(Records contained in a dataset)
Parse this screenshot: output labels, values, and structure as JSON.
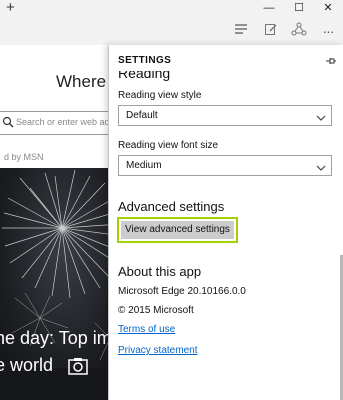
{
  "window": {
    "new_tab": "+",
    "minimize": "—",
    "maximize": "☐",
    "close": "✕"
  },
  "toolbar": {
    "hub_icon": "hub-icon",
    "note_icon": "web-note-icon",
    "share_icon": "share-icon",
    "more_label": "···"
  },
  "start_page": {
    "title": "Where t",
    "search_placeholder": "Search or enter web add",
    "powered_by": "d by MSN",
    "caption_line1": "he day: Top im",
    "caption_line2": "e world"
  },
  "settings": {
    "title": "SETTINGS",
    "cut_section": "Reading",
    "reading_view_style_label": "Reading view style",
    "reading_view_style_value": "Default",
    "reading_view_font_label": "Reading view font size",
    "reading_view_font_value": "Medium",
    "advanced_heading": "Advanced settings",
    "advanced_button": "View advanced settings",
    "about_heading": "About this app",
    "version": "Microsoft Edge 20.10166.0.0",
    "copyright": "© 2015 Microsoft",
    "terms_link": "Terms of use",
    "privacy_link": "Privacy statement"
  },
  "colors": {
    "focus_outline": "#a4d100",
    "link": "#0066cc",
    "button_bg": "#cccccc"
  }
}
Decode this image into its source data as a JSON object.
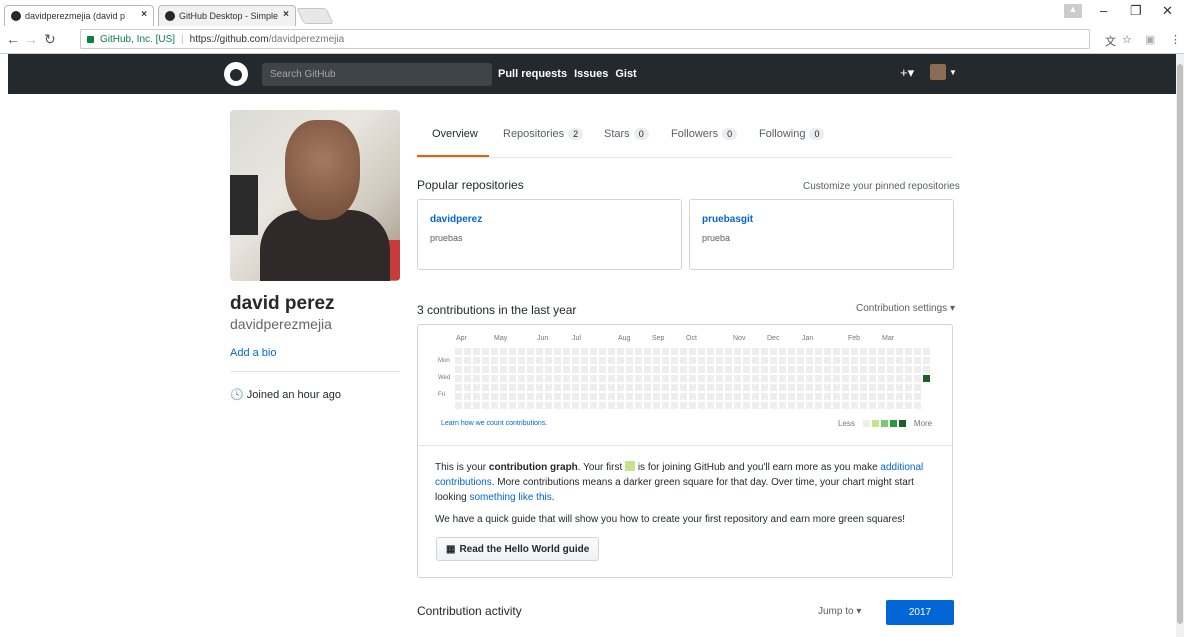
{
  "browser": {
    "tabs": [
      {
        "title": "davidperezmejia (david p"
      },
      {
        "title": "GitHub Desktop - Simple"
      }
    ],
    "secure_label": "GitHub, Inc. [US]",
    "url_host": "https://github.com",
    "url_path": "/davidperezmejia",
    "win_min": "–",
    "win_restore": "❐",
    "win_close": "✕"
  },
  "gh_header": {
    "search_placeholder": "Search GitHub",
    "nav": [
      "Pull requests",
      "Issues",
      "Gist"
    ],
    "plus": "+▾"
  },
  "profile": {
    "full_name": "david perez",
    "login": "davidperezmejia",
    "add_bio": "Add a bio",
    "joined": "Joined an hour ago"
  },
  "tabs": [
    {
      "label": "Overview",
      "count": ""
    },
    {
      "label": "Repositories",
      "count": "2"
    },
    {
      "label": "Stars",
      "count": "0"
    },
    {
      "label": "Followers",
      "count": "0"
    },
    {
      "label": "Following",
      "count": "0"
    }
  ],
  "popular": {
    "title": "Popular repositories",
    "customize": "Customize your pinned repositories",
    "repos": [
      {
        "name": "davidperez",
        "desc": "pruebas"
      },
      {
        "name": "pruebasgit",
        "desc": "prueba"
      }
    ]
  },
  "contributions": {
    "title": "3 contributions in the last year",
    "settings": "Contribution settings ▾",
    "months": [
      "Apr",
      "May",
      "Jun",
      "Jul",
      "Aug",
      "Sep",
      "Oct",
      "Nov",
      "Dec",
      "Jan",
      "Feb",
      "Mar"
    ],
    "days": [
      "Mon",
      "Wed",
      "Fri"
    ],
    "learn": "Learn how we count contributions.",
    "less": "Less",
    "more": "More",
    "colors": [
      "#eeeeee",
      "#c6e48b",
      "#7bc96f",
      "#239a3b",
      "#196127"
    ],
    "info_1": "This is your ",
    "info_bold": "contribution graph",
    "info_2": ". Your first ",
    "info_3": " is for joining GitHub and you'll earn more as you make ",
    "info_link1": "additional contributions",
    "info_4": ". More contributions means a darker green square for that day. Over time, your chart might start looking ",
    "info_link2": "something like this",
    "info_5": ".",
    "guide_text": "We have a quick guide that will show you how to create your first repository and earn more green squares!",
    "guide_button": "Read the Hello World guide"
  },
  "activity": {
    "title": "Contribution activity",
    "jump_to": "Jump to ▾",
    "year": "2017"
  }
}
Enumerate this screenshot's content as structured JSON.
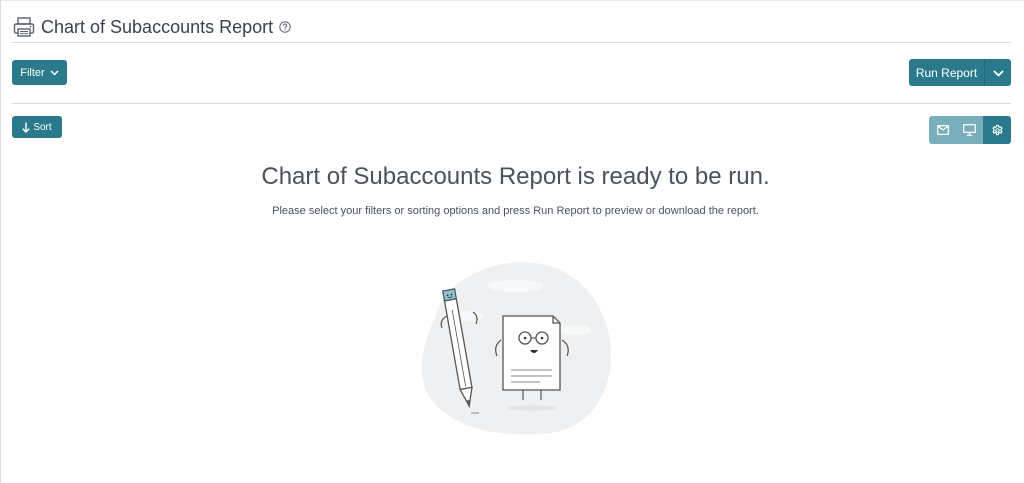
{
  "header": {
    "title": "Chart of Subaccounts Report",
    "printer_icon": "printer-icon",
    "help_icon": "help-circle-icon"
  },
  "filter": {
    "label": "Filter",
    "icon": "chevron-down-icon"
  },
  "run": {
    "label": "Run Report",
    "icon": "chevron-down-icon"
  },
  "sort": {
    "label": "Sort",
    "icon": "arrow-down-icon"
  },
  "view_toolbar": {
    "icons": [
      "mail-icon",
      "monitor-icon",
      "gear-icon"
    ]
  },
  "empty_state": {
    "title": "Chart of Subaccounts Report is ready to be run.",
    "subtitle": "Please select your filters or sorting options and press Run Report to preview or download the report."
  },
  "colors": {
    "primary": "#2a7a8c",
    "primary_light": "#79aebd",
    "text": "#3c4451",
    "divider": "#d8dcdf"
  }
}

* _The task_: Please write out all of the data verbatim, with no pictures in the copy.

* _Your response_:
Parse this screenshot: output labels, values, and structure as JSON.
{
  "window": {
    "new_tab": "+",
    "minimize": "—",
    "maximize": "☐",
    "close": "✕"
  },
  "toolbar": {
    "hub_icon": "hub-icon",
    "note_icon": "web-note-icon",
    "share_icon": "share-icon",
    "more_label": "···"
  },
  "start_page": {
    "title": "Where t",
    "search_placeholder": "Search or enter web add",
    "powered_by": "d by MSN",
    "caption_line1": "he day: Top im",
    "caption_line2": "e world"
  },
  "settings": {
    "title": "SETTINGS",
    "cut_section": "Reading",
    "reading_view_style_label": "Reading view style",
    "reading_view_style_value": "Default",
    "reading_view_font_label": "Reading view font size",
    "reading_view_font_value": "Medium",
    "advanced_heading": "Advanced settings",
    "advanced_button": "View advanced settings",
    "about_heading": "About this app",
    "version": "Microsoft Edge 20.10166.0.0",
    "copyright": "© 2015 Microsoft",
    "terms_link": "Terms of use",
    "privacy_link": "Privacy statement"
  },
  "colors": {
    "focus_outline": "#a4d100",
    "link": "#0066cc",
    "button_bg": "#cccccc"
  }
}
Decode this image into its source data as a JSON object.
{
  "browser": {
    "tabs": [
      {
        "title": "davidperezmejia (david p"
      },
      {
        "title": "GitHub Desktop - Simple"
      }
    ],
    "secure_label": "GitHub, Inc. [US]",
    "url_host": "https://github.com",
    "url_path": "/davidperezmejia",
    "win_min": "–",
    "win_restore": "❐",
    "win_close": "✕"
  },
  "gh_header": {
    "search_placeholder": "Search GitHub",
    "nav": [
      "Pull requests",
      "Issues",
      "Gist"
    ],
    "plus": "+▾"
  },
  "profile": {
    "full_name": "david perez",
    "login": "davidperezmejia",
    "add_bio": "Add a bio",
    "joined": "Joined an hour ago"
  },
  "tabs": [
    {
      "label": "Overview",
      "count": ""
    },
    {
      "label": "Repositories",
      "count": "2"
    },
    {
      "label": "Stars",
      "count": "0"
    },
    {
      "label": "Followers",
      "count": "0"
    },
    {
      "label": "Following",
      "count": "0"
    }
  ],
  "popular": {
    "title": "Popular repositories",
    "customize": "Customize your pinned repositories",
    "repos": [
      {
        "name": "davidperez",
        "desc": "pruebas"
      },
      {
        "name": "pruebasgit",
        "desc": "prueba"
      }
    ]
  },
  "contributions": {
    "title": "3 contributions in the last year",
    "settings": "Contribution settings ▾",
    "months": [
      "Apr",
      "May",
      "Jun",
      "Jul",
      "Aug",
      "Sep",
      "Oct",
      "Nov",
      "Dec",
      "Jan",
      "Feb",
      "Mar"
    ],
    "days": [
      "Mon",
      "Wed",
      "Fri"
    ],
    "learn": "Learn how we count contributions.",
    "less": "Less",
    "more": "More",
    "colors": [
      "#eeeeee",
      "#c6e48b",
      "#7bc96f",
      "#239a3b",
      "#196127"
    ],
    "info_1": "This is your ",
    "info_bold": "contribution graph",
    "info_2": ". Your first ",
    "info_3": " is for joining GitHub and you'll earn more as you make ",
    "info_link1": "additional contributions",
    "info_4": ". More contributions means a darker green square for that day. Over time, your chart might start looking ",
    "info_link2": "something like this",
    "info_5": ".",
    "guide_text": "We have a quick guide that will show you how to create your first repository and earn more green squares!",
    "guide_button": "Read the Hello World guide"
  },
  "activity": {
    "title": "Contribution activity",
    "jump_to": "Jump to ▾",
    "year": "2017"
  }
}
Enumerate this screenshot's content as structured JSON.
{
  "header": {
    "title": "Chart of Subaccounts Report",
    "printer_icon": "printer-icon",
    "help_icon": "help-circle-icon"
  },
  "filter": {
    "label": "Filter",
    "icon": "chevron-down-icon"
  },
  "run": {
    "label": "Run Report",
    "icon": "chevron-down-icon"
  },
  "sort": {
    "label": "Sort",
    "icon": "arrow-down-icon"
  },
  "view_toolbar": {
    "icons": [
      "mail-icon",
      "monitor-icon",
      "gear-icon"
    ]
  },
  "empty_state": {
    "title": "Chart of Subaccounts Report is ready to be run.",
    "subtitle": "Please select your filters or sorting options and press Run Report to preview or download the report."
  },
  "colors": {
    "primary": "#2a7a8c",
    "primary_light": "#79aebd",
    "text": "#3c4451",
    "divider": "#d8dcdf"
  }
}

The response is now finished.